Dr Stephen Hui Research Centre for Physical Recreation and Wellness signs MOU with Hong Kong Football Association on joint hypoxic training programme
14 Jun 2018
Dr Stephen Hui Research Centre for Physical Recreation and Wellness (CPRW) and the Hong Kong Football Association (HKFA) recently signed a Memorandum of Understanding (MOU) on Joint Hypoxic Training Programme for Hong Kong Women’s Football Team players to meet the challenge of the 2018 Asian Games to be held in Jakarta in August.
The MOU was signed by Professor Chow Bik-chu, Director of CPRW and Mr Paul Woodland, Head of Football Development, HKFA.
After successfully working with the Hong Kong Handball Association to improve the athletic performance of the Hong Kong Handball Team through hypoxic training, CPRW is extending this partnership to the HKFA. Under the MOU, CPRW considerately opens its hypoxic chamber to the Hong Kong Women’s Football Team players for hypoxic training from June to August 2018. The specific training aims at improving the physical condition of the players, mainly their repeated-sprint ability, in the preparatory phase of the Jakarta Asian Games.
HKFA conditioning coach, Mr Mathew Pears remarked that the HKFA has joined arms with CPRW in the preparation of the Women’s team for the upcoming Asian Games. This exciting partnership will see the Hong Kong Women’s Football Team perform regular high-intensity training sessions within the hypoxic chamber, one of only two of its kind in Hong Kong, to further develop the team’s fitness levels and competitive edge leading into the Asian Games.
The hypoxic chamber allows an adjustment of oxygen concentration, enabling it to replicate the physiological stress on athletes that is experienced when training at altitude. Under the governance of Dr Tomas Tong and his team at CPRW and the HKFA coach, it is anticipated that this 10-week intensive training programme within the hypoxic chamber replicating altitude training will have positive physical and physiological adaptations. This will enable players to sustain a higher level of training tolerance at sea level and put them in the best condition possible to compete at the Asian Games in August.
Miss Betty Wong, HKFA Women’s Football Manager, and Miss Cheung Wai-ki, a member of the Hong Kong Football Team, who joined the Brisbane Roar in Australia’s Professional League last season, said that they know the handball team players’ repeated-sprint ability has improved significantly following the training, and this has boosted their performance in recent competitions. They expect to have similar training effects on their performance after the specific training in the coming several weeks.

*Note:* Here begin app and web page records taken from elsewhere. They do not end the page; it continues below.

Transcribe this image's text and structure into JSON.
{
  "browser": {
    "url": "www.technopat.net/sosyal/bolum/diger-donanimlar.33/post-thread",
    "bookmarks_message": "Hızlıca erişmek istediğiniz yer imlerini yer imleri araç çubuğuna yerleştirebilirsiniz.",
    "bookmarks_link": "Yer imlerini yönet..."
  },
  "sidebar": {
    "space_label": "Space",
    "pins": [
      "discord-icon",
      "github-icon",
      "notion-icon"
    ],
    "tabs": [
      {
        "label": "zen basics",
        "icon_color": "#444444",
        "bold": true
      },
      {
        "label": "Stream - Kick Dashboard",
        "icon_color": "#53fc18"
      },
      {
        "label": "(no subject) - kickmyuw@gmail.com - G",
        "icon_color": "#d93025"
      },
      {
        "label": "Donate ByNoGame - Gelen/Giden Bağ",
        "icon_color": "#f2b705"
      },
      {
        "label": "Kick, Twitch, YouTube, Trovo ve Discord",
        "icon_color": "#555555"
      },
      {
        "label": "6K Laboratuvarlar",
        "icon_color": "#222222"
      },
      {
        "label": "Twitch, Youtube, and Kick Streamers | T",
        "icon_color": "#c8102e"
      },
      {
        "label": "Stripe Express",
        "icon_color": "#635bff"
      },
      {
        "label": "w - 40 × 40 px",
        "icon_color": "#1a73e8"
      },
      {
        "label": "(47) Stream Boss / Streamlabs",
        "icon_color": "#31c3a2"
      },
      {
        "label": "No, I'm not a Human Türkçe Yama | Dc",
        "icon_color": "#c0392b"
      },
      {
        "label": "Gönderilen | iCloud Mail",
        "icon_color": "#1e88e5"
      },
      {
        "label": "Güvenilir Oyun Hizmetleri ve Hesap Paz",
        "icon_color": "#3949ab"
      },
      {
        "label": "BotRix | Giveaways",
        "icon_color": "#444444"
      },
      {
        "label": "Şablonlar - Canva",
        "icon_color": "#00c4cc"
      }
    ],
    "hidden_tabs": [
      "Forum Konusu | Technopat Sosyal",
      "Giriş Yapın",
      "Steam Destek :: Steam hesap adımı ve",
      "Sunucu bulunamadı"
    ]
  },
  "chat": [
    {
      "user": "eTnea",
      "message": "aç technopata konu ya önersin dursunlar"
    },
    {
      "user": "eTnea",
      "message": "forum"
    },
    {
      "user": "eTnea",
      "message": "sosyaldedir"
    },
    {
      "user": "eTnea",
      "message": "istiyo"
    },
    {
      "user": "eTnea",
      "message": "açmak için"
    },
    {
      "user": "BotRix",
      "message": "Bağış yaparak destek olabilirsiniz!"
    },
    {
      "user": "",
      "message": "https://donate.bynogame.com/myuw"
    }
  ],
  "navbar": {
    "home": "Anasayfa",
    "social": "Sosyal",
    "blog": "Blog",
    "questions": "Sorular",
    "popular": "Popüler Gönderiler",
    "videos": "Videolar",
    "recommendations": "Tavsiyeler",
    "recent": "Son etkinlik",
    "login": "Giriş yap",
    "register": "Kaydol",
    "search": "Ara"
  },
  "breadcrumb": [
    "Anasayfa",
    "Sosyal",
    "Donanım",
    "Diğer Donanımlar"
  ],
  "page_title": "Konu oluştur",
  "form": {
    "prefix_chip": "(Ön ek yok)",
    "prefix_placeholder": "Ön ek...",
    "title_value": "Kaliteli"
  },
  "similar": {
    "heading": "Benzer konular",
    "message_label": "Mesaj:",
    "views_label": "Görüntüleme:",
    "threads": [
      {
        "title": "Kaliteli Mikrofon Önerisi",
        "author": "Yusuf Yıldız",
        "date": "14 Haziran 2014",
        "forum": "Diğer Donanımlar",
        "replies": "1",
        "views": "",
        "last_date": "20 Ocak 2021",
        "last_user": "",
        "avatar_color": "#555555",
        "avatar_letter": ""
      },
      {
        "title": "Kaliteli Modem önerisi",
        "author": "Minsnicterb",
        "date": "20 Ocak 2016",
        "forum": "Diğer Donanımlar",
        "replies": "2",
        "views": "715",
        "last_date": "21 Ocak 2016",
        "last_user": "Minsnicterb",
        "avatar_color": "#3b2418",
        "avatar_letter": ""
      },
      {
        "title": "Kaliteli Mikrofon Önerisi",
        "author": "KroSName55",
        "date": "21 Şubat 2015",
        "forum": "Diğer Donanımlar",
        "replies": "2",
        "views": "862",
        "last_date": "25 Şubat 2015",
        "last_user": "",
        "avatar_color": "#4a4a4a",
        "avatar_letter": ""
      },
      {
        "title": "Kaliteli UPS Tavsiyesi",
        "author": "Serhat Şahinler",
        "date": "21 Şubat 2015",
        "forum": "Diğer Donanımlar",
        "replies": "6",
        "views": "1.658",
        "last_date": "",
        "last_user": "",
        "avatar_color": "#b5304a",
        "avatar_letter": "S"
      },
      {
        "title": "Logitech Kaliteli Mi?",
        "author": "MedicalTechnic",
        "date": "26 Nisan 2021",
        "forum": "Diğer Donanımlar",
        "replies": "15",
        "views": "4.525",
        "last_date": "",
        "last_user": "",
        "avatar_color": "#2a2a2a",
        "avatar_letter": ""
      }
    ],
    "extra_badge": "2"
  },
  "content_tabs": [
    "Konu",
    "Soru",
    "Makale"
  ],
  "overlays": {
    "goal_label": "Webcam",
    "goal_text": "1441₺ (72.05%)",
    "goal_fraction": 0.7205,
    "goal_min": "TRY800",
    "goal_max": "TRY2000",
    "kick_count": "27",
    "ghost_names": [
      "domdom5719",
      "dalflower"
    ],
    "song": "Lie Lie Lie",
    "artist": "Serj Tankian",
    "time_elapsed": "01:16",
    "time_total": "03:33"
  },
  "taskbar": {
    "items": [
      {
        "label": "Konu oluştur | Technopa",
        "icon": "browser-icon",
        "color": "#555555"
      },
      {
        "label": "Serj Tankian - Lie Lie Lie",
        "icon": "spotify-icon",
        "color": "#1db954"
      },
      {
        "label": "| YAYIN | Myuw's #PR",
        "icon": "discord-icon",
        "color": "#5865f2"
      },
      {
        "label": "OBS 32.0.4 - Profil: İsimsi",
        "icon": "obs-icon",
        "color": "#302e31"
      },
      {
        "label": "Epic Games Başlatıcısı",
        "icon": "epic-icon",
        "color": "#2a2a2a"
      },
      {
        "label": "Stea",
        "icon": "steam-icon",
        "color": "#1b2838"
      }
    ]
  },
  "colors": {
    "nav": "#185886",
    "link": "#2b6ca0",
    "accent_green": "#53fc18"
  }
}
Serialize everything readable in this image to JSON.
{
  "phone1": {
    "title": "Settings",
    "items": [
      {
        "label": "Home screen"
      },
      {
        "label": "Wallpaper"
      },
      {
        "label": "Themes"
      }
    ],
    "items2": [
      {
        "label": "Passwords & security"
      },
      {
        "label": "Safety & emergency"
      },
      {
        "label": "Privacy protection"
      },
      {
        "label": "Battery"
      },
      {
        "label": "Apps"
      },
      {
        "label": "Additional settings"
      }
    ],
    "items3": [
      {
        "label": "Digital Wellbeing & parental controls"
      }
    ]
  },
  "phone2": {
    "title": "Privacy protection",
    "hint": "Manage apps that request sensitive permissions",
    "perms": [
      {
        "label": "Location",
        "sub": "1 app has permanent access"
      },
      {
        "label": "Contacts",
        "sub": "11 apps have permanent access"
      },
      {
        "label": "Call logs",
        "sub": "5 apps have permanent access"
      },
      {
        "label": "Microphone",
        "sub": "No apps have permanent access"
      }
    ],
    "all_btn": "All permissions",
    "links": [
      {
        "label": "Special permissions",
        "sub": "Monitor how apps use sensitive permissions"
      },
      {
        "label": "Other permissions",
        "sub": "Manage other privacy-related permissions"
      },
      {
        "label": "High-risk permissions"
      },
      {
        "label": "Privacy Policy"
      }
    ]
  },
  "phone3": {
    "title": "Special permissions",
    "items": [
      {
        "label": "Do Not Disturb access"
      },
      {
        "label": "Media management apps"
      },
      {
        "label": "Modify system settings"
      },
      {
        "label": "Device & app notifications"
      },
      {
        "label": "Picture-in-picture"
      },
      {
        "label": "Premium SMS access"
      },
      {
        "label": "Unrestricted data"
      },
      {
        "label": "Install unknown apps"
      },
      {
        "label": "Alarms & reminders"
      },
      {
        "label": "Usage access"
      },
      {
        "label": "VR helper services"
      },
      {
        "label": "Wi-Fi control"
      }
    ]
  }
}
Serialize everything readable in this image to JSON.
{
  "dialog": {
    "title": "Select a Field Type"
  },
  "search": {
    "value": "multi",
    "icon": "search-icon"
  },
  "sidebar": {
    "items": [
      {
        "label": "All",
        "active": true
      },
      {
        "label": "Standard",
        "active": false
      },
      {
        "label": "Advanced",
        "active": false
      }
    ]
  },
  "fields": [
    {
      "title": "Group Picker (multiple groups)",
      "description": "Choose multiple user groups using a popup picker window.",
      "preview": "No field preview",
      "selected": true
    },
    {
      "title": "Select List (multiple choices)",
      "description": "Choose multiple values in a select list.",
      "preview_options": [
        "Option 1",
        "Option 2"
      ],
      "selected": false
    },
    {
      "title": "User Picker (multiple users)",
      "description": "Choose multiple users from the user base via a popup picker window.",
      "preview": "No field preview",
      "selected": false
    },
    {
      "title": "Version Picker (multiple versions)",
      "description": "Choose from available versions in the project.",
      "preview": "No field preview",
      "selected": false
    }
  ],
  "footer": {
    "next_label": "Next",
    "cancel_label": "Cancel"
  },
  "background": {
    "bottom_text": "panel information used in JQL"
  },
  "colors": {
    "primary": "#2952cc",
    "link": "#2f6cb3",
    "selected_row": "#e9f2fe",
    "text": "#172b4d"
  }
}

The chamber was donated by Dr Stephen Hui’s family to CPRW in 2013 for scientific research and community service purposes, such as enhancing fitness and cognitive function of older adults. Recently, the scope has been extended to athletic training, in the hope that it can help local sports teams enhance their competitive edge in the sports arena.